Australia A Georgist designed Canberra, the capitol, which exists on public land. The biggest city, Sydney, levies only land. In Victoria, towns taxing site values have 50% more built value per acre than those that tax land and buildings. From 1974 to 1984 in Victoria, factories fell 20%; in the land tax towns they increased 10%.
New Zealand By 1982, 90% of municipalities had chosen, usually by popular election, to tax land. The levy raised 80% of local government revenue. For a while, the federal government also levied land. Employment averaged 99% from 1966 until When the oil shock hit, employment dropped to a true (not fudged) 94%.
De-railed by war In England, Georgist Ebenezer Howard began the Garden Cities. Lloyd George got a land tax passed but not implemented. In Mexico, Francisco I. Madero proposed it. In Russia, Kerensky did. In Vienna and Budapest, Georgists won briefly. In China, Sun yat-sen tried then Chiang Kai Shek who finally did on Taiwan.
The "Four Tigers" Singapore reached a tax rate on land of 16%. Hong Kong metro takes no subsidy; its suburbs grows much of their food. Taiwan broke up large plantations and ended hunger. From 1950 to 1970, population growth dropped 40%. It set world records with growth rates of 10% p.a. in GDP and 20% p.a. in industry.
Denmark In 1957, the Georgist Justice Party won a few seats and a role in the ruling coalition. Investors switched from real estate to real enterprise. One year later, inflation had gone from 5% to under 1%; bank interest from 6.25% to 5%. By 1960, 100,000 had found jobs; workers received the biggest pay raise in Danish history.
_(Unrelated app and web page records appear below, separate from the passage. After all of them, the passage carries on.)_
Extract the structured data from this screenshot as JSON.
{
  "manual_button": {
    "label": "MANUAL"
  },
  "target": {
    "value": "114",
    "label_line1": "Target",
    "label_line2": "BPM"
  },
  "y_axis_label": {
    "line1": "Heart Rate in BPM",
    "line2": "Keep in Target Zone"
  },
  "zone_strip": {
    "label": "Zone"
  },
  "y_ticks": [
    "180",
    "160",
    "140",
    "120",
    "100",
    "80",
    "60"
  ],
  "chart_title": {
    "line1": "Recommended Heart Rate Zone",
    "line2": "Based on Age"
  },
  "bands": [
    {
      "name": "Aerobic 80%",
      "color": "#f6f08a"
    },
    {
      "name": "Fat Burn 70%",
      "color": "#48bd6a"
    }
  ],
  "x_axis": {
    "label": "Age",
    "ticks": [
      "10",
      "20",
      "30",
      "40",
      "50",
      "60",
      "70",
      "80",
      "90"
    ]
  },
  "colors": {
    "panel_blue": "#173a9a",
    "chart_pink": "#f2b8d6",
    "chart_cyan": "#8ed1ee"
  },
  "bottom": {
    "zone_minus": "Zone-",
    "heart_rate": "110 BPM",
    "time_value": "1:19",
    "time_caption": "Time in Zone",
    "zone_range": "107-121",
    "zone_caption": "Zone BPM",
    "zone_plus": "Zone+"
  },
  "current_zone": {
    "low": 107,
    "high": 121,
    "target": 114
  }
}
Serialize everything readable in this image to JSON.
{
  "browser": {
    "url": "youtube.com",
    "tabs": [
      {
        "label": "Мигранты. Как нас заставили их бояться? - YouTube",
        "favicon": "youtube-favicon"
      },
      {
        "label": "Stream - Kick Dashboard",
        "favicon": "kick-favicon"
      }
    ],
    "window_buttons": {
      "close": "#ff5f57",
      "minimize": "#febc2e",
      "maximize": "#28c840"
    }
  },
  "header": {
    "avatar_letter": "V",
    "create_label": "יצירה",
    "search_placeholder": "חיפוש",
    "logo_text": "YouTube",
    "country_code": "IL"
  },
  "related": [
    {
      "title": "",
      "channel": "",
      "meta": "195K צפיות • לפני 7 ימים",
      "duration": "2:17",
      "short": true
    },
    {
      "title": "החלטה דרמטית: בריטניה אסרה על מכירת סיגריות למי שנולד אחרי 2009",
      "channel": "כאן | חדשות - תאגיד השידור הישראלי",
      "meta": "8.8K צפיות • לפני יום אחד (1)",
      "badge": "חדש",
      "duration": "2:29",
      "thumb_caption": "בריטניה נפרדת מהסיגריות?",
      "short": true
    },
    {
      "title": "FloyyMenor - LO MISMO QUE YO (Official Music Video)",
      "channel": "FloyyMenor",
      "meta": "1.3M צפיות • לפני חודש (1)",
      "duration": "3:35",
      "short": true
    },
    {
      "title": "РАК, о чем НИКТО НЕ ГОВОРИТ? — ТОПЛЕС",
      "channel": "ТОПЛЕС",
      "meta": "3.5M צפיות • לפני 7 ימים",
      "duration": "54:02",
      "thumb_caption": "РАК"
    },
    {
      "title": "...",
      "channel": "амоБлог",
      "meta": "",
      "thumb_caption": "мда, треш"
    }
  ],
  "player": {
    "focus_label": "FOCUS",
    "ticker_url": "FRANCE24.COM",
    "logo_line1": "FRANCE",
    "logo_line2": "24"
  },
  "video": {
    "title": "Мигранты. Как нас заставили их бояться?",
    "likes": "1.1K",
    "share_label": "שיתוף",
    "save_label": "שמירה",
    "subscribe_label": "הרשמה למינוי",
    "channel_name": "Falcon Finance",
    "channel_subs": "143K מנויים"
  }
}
Pennsylvania, USA Pittsburgh renewed its urban core without subsidy; housing costs and crime rate were far below the US average; won America's Most Livable City. Harrisburg, the state capital, went from the second most distressed city to an All-American City. Property value rose from $212 million to over $880 million.
Revenue reform spreads. Third World: Ethiopia, against the advice of the IMF, did it in Addis Ababa. Mexicali, Mexico, did, too; landowners did not complain. In the Second World, Estonia did it. In the First World, Virginia did; Philadelphia and London and Scotland consider proposals.
Reducing lending rates If people rent land, they borrow less. If they (not corporations) get rent, they borrow less. As the South cuts licensing costs and recovers rents, they spur development and trade and draw more private investment, so businesses borrow less. Lending rates would attain the religious ideal.
Religions tolerate others A four-part harmony: no taxes, no subsidies pleases self; recover and disburse rents pleases society. Con- fucius: "When the Great Way pre- vailed, natural resources were fully used for the benefit of all and not appropriated for selfish ends... This was the Age of the Great Common- wealth of peace and prosperity."
So people accept others. What we make is ours; what was made for us all is ours to share. Such balance of property rights, along with prosperity, let people feel secure. Besides respecting property – both private and public – secure people respect other rights too; e.g., the right to practice a different religion.
Finding God in geonomics Asking people to share Earth reconnects us to something larger than ourselves. To believe Mother Earth is bountiful enough for all requires faith in a generous Creator. To believe that the economy can operate without intervention implies faith in a wise Creator and echoes the Buddhist virtue of letting go.
A solution is included. More than just oppose globalization, geonomics makes planetary trade and the worldwide market work right for everyone. Based on near universal ethical tenets, geonomics shows how suffering is not necessary. It is a divine plan left for humanity to find and follow.